I'm a big fan of Penn Jillette (and Teller) partly for his act, but more for his overall attitude, politics and what he's done with his fame. I listen to his podcast, Penn's Sunday School. Recently he lost over 100 pounds in a few months on a vegan diet, advised by Ray Cronise. Penn is writing a book, but he explained that the diet is based on Joel Fuhrman's Eat to Live plan, with undisclosed modifications to be more effective. (Ray's website is awful--poorly organized and extremely slow to load, so I haven't found a whole lot more about the additions other than it has something to do with cold temperatures helping to burn calories)
A while back Penn had Ray on the podcast. I was listening in the car while eating Chocolate Riesen candy...A couple days later I ordered Eat to Live.
The Nutritarian diet recommended by Dr. Fuhrman is relatively simple, although it will require major changes to the diets of most people who need it.
The strict form of the Fuhrman diet is (from memory):
Try to eat at least a pound of raw green vegetables per day, unlimited maximum.
Try to eat at least a pound of cooked green vegetables per day, unlimited maximum
(These are the most important)
Try to eat a half cup of beans or legumes per day, unlimited max
Unlimited fruits and colorful vegetables
Limited starchy vegetables--corn, potatoes, squash.
A few ounces of nuts and seeds, raw are preferred.
No meat or dairy
No processed grain
No processed sugar
No processed oils or fats
A less strict version allows under a pound per week of animal products. There is no counting calories or restricting amounts of the main foods. Fat is OK from most unprocessed plant sources. It appears that vegans should take a B12 supplement, but other vitamins as needed.

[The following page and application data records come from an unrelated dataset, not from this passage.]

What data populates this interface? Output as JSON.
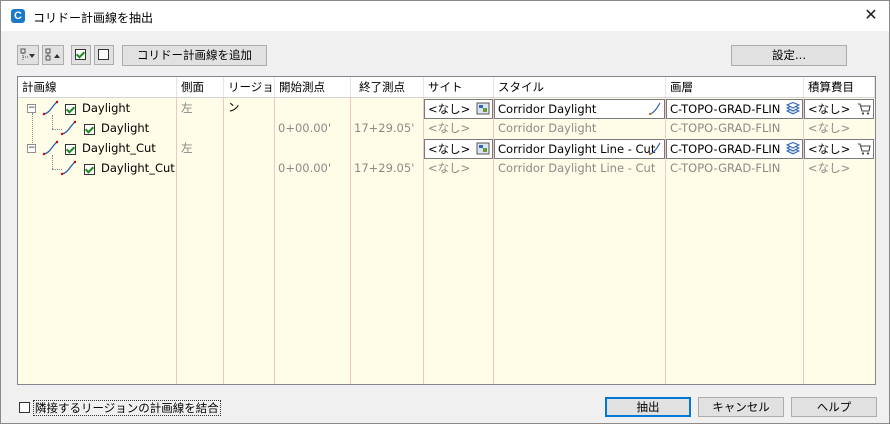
{
  "window": {
    "title": "コリドー計画線を抽出",
    "close_icon": "close-icon"
  },
  "toolbar": {
    "add_button": "コリドー計画線を追加",
    "settings_button": "設定..."
  },
  "columns": [
    "計画線",
    "側面",
    "リージョン",
    "開始測点",
    "終了測点",
    "サイト",
    "スタイル",
    "画層",
    "積算費目"
  ],
  "rows": [
    {
      "name": "Daylight",
      "side": "左",
      "region": "",
      "start": "",
      "end": "",
      "site": "<なし>",
      "style": "Corridor Daylight",
      "layer": "C-TOPO-GRAD-FLIN",
      "pay": "<なし>",
      "level": 0,
      "checked": true,
      "editable": true
    },
    {
      "name": "Daylight",
      "side": "",
      "region": "",
      "start": "0+00.00'",
      "end": "17+29.05'",
      "site": "<なし>",
      "style": "Corridor Daylight",
      "layer": "C-TOPO-GRAD-FLIN",
      "pay": "<なし>",
      "level": 1,
      "checked": true,
      "editable": false
    },
    {
      "name": "Daylight_Cut",
      "side": "左",
      "region": "",
      "start": "",
      "end": "",
      "site": "<なし>",
      "style": "Corridor Daylight Line - Cut",
      "layer": "C-TOPO-GRAD-FLIN",
      "pay": "<なし>",
      "level": 0,
      "checked": true,
      "editable": true
    },
    {
      "name": "Daylight_Cut",
      "side": "",
      "region": "",
      "start": "0+00.00'",
      "end": "17+29.05'",
      "site": "<なし>",
      "style": "Corridor Daylight Line - Cut",
      "layer": "C-TOPO-GRAD-FLIN",
      "pay": "<なし>",
      "level": 1,
      "checked": true,
      "editable": false
    }
  ],
  "footer": {
    "merge_label": "隣接するリージョンの計画線を結合",
    "merge_checked": false,
    "extract_button": "抽出",
    "cancel_button": "キャンセル",
    "help_button": "ヘルプ"
  },
  "colors": {
    "grid_bg": "#fffde7",
    "accent": "#0078d7",
    "column_line": "#efc6c6"
  }
}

It was a week after the book arrived and I started the diet that I got a scale--I was surprised at being "only" 257 pounds. "Loose 20 pounds or more in 6 weeks" on the cover appears to be a bit conservative--I lost that much in the first 4 weeks I had a scale (a week or so after starting the diet). Last 4 weeks I've been tracking my weight on the fitness app on my phone, average weekly weight has dropped 3 pounds each week.
It has taken a bit to figure out meals. I love salads, so that part hasn't been a problem--I have a mixing bowl full of kale and spinach, raw mushrooms, red or green onion, half an avocado, maybe bell peppers, carrots, celery, lettuce, radish, edamame. I'm not completely on the diet for dressings, I use one of several commercial lite dressings which have more fat and/or sugar than Dr Fuhrman recommends--but I try to go easy on them. I also like beans. Even before the diet I was in the habit of making 2+ gallon batches of chili to freeze for lunches, I just left the meat out of the last batch. I'm now adding mushrooms instead of meat to a lot of dishes. Sometimes I'll just have a family sized package of microwave veggies or a vegan soup and a smaller salad.
Other areas where I haven't followed the official version--I haven't worried much about salt other than going to the low end of tasting OK, I didn't throw away all my low-meat foods in the freezer (but I'm replacing them with no-meat) and I haven't cut out caffeine yet. (I've been reducing caffeine for the last few years anyhow by necessity, since drinking it past about 2pm affects my sleep)
The most amazing part of this diet to me is the low amount of willpower needed. I miss some of the things I've had to give up, but since I can eat as much as I like of other things there's very little struggle. It seems easier for me to entirely give up the candy bowl at work than to have a reasonable amount. It is odd to me that a fruit smoothie is considered better than a bowl of oatmeal (Oatmeal is allowed but limited). If you're going to do smoothies, get a really good blender. I bought a 3 horsepower Oster Versa blender because reviews said it was nearly as good as a Vitamix at less than half the cost. I'm going to want a better food processor, I've got a mid size. I've lost several inches around the waist--I can now take my pants off without unbuttoning them. I've got a way to go, I'm still officially obese--but I'm moving in the right direction for the first time in decades.
Another thing is that this isn't meant to be a temporary diet--If I go back to my old habits, I'll go back to my old weight. Rather, once I'm down to a decent weight I'll be a bit less strict, but I expect to stay on something close to this forever. If it continues to work as well as it has, it will be worth it.